> **Exercise objective**
Extract all lines that hold "screenshot" from the records below.

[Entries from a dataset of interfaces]
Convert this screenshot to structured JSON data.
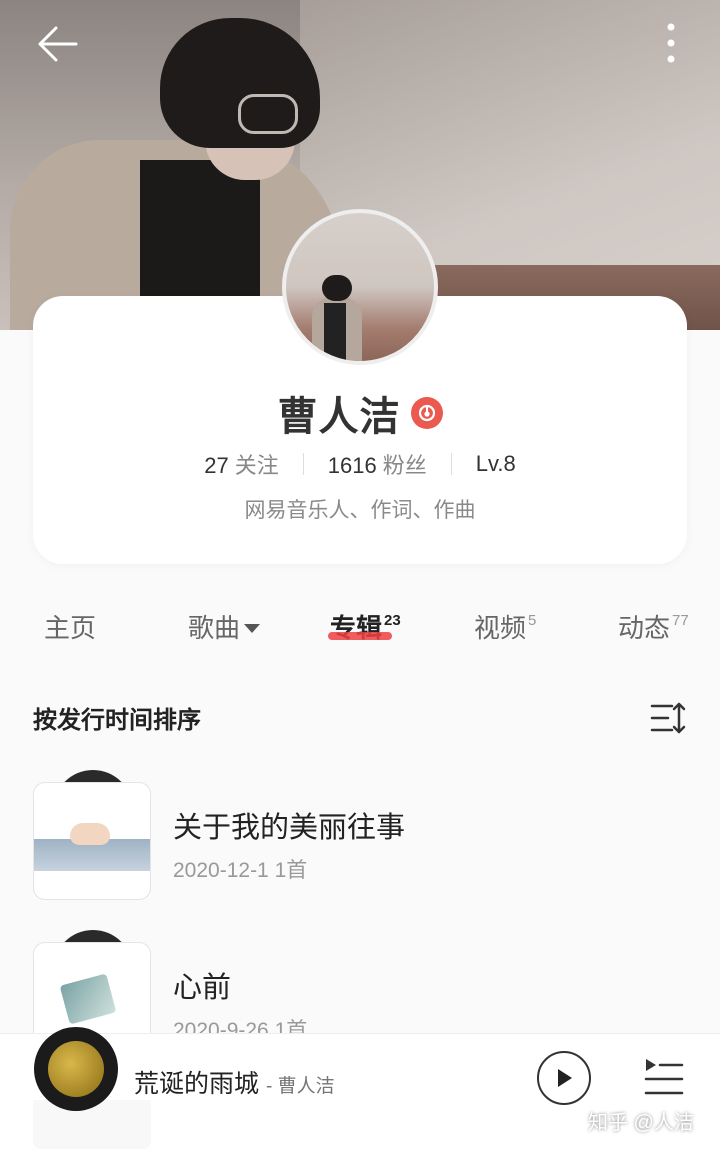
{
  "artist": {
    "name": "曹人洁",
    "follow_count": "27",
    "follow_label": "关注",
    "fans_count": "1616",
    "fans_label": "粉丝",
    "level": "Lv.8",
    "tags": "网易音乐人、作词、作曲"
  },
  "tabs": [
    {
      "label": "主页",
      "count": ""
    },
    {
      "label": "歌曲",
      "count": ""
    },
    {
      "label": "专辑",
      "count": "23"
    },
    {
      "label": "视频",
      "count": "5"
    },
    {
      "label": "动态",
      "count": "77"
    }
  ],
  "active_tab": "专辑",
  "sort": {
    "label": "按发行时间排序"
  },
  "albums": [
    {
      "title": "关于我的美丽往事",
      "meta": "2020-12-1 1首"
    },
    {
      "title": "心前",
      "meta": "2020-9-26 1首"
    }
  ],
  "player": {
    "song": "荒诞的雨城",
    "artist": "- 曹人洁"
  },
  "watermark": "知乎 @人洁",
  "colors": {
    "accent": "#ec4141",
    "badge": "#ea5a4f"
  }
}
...
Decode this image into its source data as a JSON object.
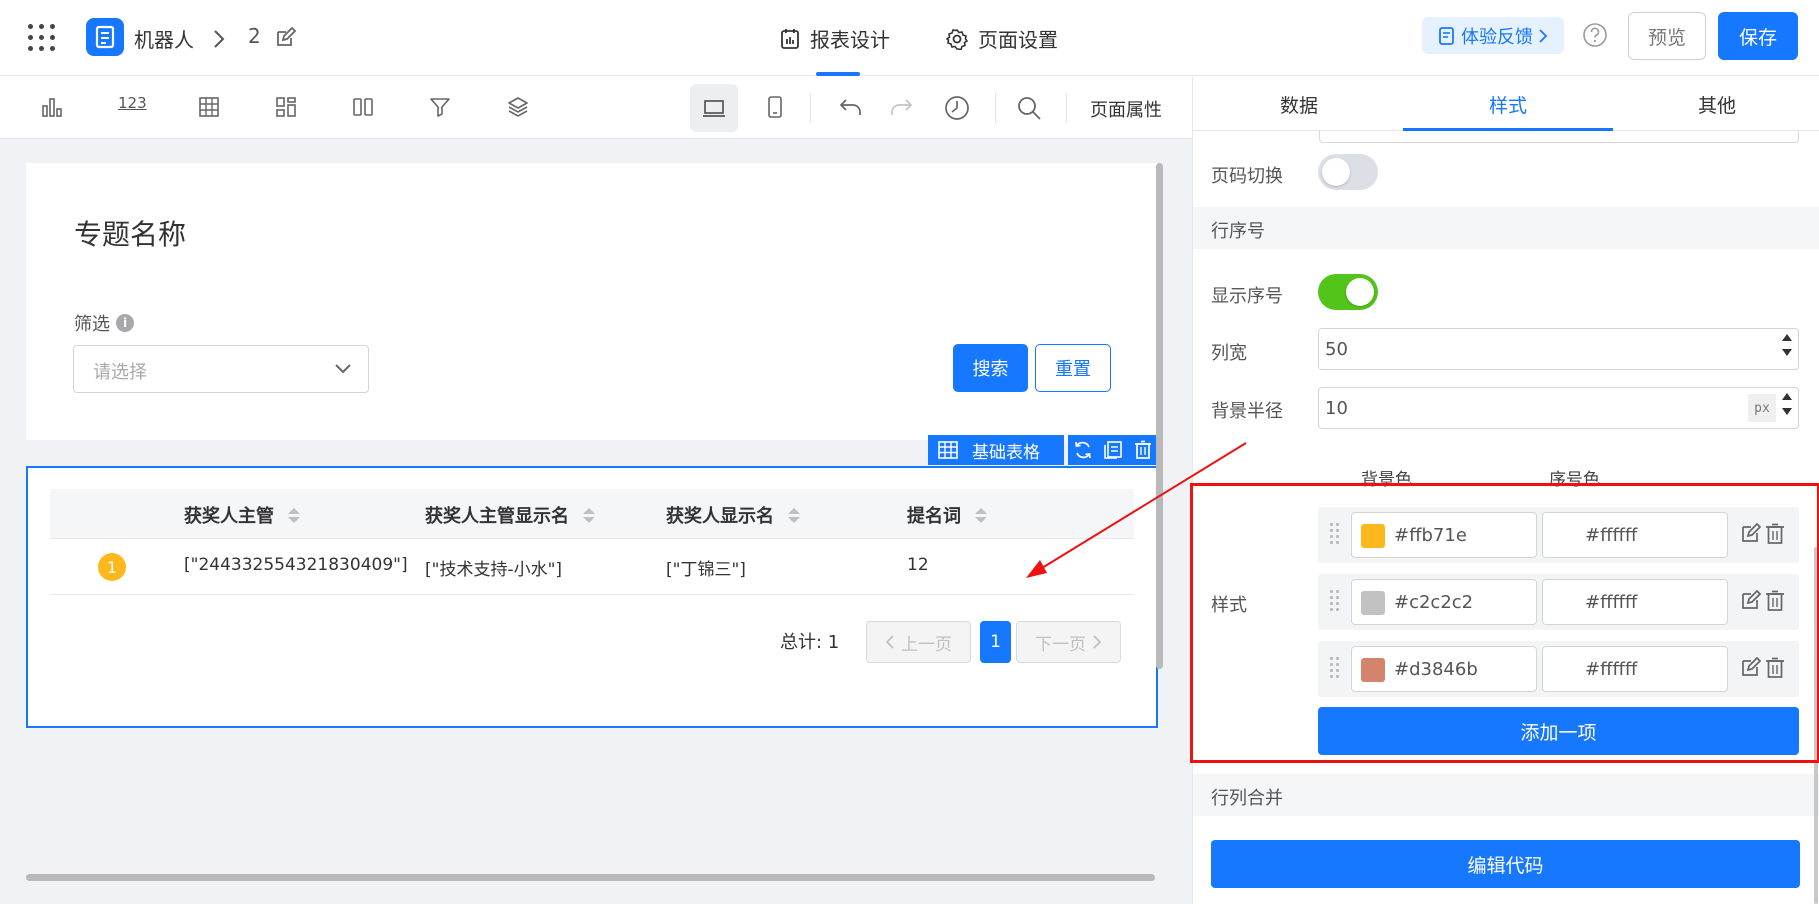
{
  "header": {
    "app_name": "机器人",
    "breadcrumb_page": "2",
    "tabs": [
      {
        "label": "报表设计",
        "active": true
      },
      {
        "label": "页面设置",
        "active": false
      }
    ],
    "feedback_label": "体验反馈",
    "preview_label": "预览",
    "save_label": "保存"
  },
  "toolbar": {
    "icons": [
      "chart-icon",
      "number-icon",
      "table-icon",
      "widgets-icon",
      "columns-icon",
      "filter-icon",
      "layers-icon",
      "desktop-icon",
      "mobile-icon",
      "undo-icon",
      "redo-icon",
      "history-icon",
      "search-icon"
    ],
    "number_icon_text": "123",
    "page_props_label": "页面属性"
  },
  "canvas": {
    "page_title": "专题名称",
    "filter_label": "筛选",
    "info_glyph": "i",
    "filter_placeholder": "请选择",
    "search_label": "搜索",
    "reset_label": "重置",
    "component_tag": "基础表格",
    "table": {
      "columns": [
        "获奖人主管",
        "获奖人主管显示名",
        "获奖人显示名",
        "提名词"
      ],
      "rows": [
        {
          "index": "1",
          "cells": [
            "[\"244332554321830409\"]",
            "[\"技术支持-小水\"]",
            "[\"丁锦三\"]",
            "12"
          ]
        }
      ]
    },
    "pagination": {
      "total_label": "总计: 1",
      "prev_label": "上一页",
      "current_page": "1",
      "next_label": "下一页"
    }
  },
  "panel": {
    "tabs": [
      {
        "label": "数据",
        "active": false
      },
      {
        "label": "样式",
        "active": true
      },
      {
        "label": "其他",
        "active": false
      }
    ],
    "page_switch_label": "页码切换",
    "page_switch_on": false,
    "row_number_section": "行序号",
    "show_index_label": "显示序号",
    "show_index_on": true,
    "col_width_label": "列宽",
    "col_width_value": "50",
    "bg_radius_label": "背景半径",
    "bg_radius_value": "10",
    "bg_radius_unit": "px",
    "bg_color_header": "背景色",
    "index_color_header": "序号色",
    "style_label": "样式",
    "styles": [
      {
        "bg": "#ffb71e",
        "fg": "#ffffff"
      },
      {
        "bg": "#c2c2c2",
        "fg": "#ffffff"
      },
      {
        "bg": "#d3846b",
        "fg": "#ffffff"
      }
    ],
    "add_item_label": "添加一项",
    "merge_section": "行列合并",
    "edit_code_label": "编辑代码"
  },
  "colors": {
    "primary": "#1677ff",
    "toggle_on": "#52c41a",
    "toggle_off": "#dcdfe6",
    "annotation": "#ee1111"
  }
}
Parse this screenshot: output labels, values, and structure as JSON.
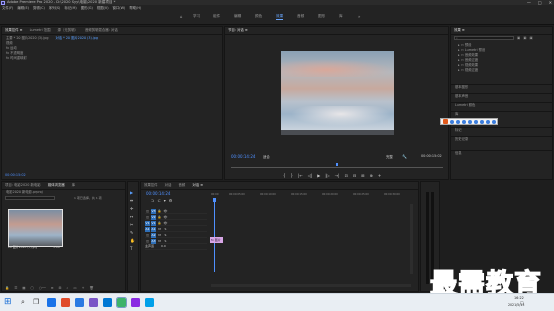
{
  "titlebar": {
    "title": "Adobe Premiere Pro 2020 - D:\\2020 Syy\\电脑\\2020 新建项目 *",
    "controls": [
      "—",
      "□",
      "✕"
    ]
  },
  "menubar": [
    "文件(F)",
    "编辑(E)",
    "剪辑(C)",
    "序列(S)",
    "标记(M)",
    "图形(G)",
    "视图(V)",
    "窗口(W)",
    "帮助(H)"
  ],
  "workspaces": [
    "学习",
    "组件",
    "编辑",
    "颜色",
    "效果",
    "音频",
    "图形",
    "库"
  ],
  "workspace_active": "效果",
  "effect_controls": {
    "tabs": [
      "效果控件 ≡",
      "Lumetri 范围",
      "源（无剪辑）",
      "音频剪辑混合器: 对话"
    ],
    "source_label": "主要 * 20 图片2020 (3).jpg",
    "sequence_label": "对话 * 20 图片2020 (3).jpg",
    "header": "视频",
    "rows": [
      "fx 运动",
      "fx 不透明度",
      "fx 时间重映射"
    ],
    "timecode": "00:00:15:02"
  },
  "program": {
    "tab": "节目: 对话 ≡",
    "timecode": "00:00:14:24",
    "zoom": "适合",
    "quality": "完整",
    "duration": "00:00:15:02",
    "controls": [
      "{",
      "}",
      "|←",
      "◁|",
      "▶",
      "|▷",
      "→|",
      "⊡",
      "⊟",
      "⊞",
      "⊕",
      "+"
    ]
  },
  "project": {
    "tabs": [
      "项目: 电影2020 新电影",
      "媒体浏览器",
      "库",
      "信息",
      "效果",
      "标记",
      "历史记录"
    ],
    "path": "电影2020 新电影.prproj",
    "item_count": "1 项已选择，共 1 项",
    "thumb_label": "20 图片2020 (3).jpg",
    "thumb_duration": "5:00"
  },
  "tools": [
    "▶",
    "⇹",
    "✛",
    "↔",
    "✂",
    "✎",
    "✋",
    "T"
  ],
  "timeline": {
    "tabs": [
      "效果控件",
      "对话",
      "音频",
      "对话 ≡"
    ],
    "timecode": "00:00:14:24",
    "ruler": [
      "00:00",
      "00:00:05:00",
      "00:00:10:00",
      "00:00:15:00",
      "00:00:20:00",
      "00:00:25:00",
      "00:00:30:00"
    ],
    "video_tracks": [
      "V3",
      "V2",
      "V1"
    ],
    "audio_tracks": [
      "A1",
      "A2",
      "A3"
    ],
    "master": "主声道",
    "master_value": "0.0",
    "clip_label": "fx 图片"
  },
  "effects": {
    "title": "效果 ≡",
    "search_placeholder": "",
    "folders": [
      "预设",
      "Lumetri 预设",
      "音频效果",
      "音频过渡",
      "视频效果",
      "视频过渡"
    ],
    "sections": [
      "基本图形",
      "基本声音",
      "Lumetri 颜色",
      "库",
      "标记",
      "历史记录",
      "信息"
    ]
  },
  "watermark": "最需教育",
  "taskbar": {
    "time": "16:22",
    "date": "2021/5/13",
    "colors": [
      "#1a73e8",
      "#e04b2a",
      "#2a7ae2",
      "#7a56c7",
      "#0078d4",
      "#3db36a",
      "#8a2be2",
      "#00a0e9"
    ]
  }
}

> **Exercise output**
Convert this screenshot to structured JSON data.
Parse this screenshot: output labels, values, and structure as JSON.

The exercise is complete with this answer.